### WORK INSTRUCTIONS
Below are some records; copy each line in them that contains "name".

[Web page and app entries]
========================

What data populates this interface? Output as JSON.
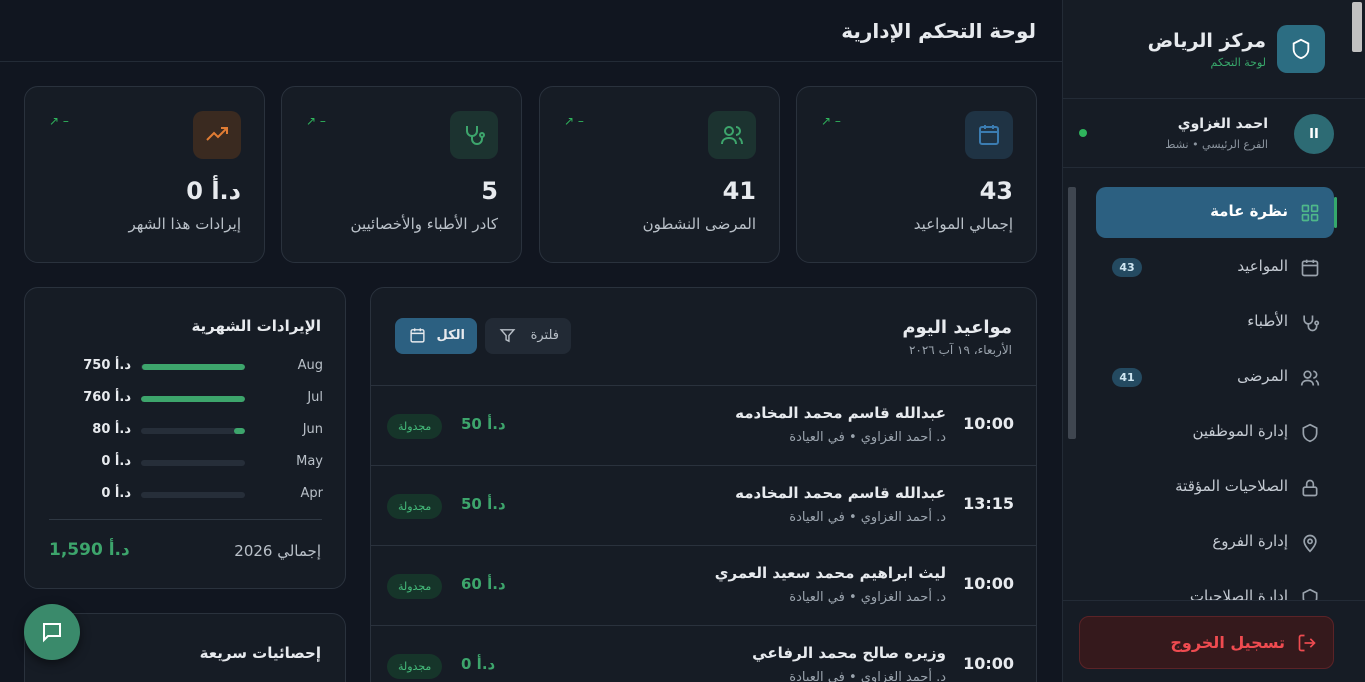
{
  "header": {
    "title": "لوحة التحكم الإدارية"
  },
  "sidebar": {
    "brand_title": "مركز الرياض",
    "brand_subtitle": "لوحة التحكم",
    "user": {
      "initials": "II",
      "name": "احمد الغزاوي",
      "subtitle": "الفرع الرئيسي • نشط"
    },
    "items": [
      {
        "label": "نظرة عامة",
        "icon": "grid-icon",
        "active": true
      },
      {
        "label": "المواعيد",
        "icon": "calendar-icon",
        "badge": "43"
      },
      {
        "label": "الأطباء",
        "icon": "stethoscope-icon"
      },
      {
        "label": "المرضى",
        "icon": "users-icon",
        "badge": "41"
      },
      {
        "label": "إدارة الموظفين",
        "icon": "shield-icon"
      },
      {
        "label": "الصلاحيات المؤقتة",
        "icon": "lock-icon"
      },
      {
        "label": "إدارة الفروع",
        "icon": "map-pin-icon"
      },
      {
        "label": "إدارة الصلاحيات",
        "icon": "shield-icon"
      }
    ],
    "logout_label": "تسجيل الخروج"
  },
  "stats": [
    {
      "value": "43",
      "label": "إجمالي المواعيد",
      "trend": "↗ –",
      "icon": "calendar-icon",
      "color": "#3b7cb1"
    },
    {
      "value": "41",
      "label": "المرضى النشطون",
      "trend": "↗ –",
      "icon": "users-icon",
      "color": "#3da56c"
    },
    {
      "value": "5",
      "label": "كادر الأطباء والأخصائيين",
      "trend": "↗ –",
      "icon": "stethoscope-icon",
      "color": "#3da56c"
    },
    {
      "value": "0 د.أ",
      "label": "إيرادات هذا الشهر",
      "trend": "↗ –",
      "icon": "trending-up-icon",
      "color": "#e07c34"
    }
  ],
  "appointments": {
    "title": "مواعيد اليوم",
    "date": "الأربعاء، ١٩ آب ٢٠٢٦",
    "all_label": "الكل",
    "filter_label": "فلترة",
    "rows": [
      {
        "time": "10:00",
        "name": "عبدالله قاسم محمد المخادمه",
        "doctor": "د. أحمد الغزاوي • في العيادة",
        "fee": "50 د.أ",
        "status": "مجدولة"
      },
      {
        "time": "13:15",
        "name": "عبدالله قاسم محمد المخادمه",
        "doctor": "د. أحمد الغزاوي • في العيادة",
        "fee": "50 د.أ",
        "status": "مجدولة"
      },
      {
        "time": "10:00",
        "name": "ليث ابراهيم محمد سعيد العمري",
        "doctor": "د. أحمد الغزاوي • في العيادة",
        "fee": "60 د.أ",
        "status": "مجدولة"
      },
      {
        "time": "10:00",
        "name": "وزيره صالح محمد الرفاعي",
        "doctor": "د. أحمد الغزاوي • في العيادة",
        "fee": "0 د.أ",
        "status": "مجدولة"
      }
    ]
  },
  "revenue": {
    "title": "الإيرادات الشهرية",
    "months": [
      {
        "month": "Aug",
        "amount": "750 د.أ",
        "value": 750
      },
      {
        "month": "Jul",
        "amount": "760 د.أ",
        "value": 760
      },
      {
        "month": "Jun",
        "amount": "80 د.أ",
        "value": 80
      },
      {
        "month": "May",
        "amount": "0 د.أ",
        "value": 0
      },
      {
        "month": "Apr",
        "amount": "0 د.أ",
        "value": 0
      }
    ],
    "total_label": "إجمالي 2026",
    "total_value": "1,590 د.أ"
  },
  "quick_stats": {
    "title": "إحصائيات سريعة"
  }
}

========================

### FINISHED EXERCISE
      "name": "احمد الغزاوي",
        "name": "عبدالله قاسم محمد المخادمه",
        "name": "عبدالله قاسم محمد المخادمه",
        "name": "ليث ابراهيم محمد سعيد العمري",
        "name": "وزيره صالح محمد الرفاعي",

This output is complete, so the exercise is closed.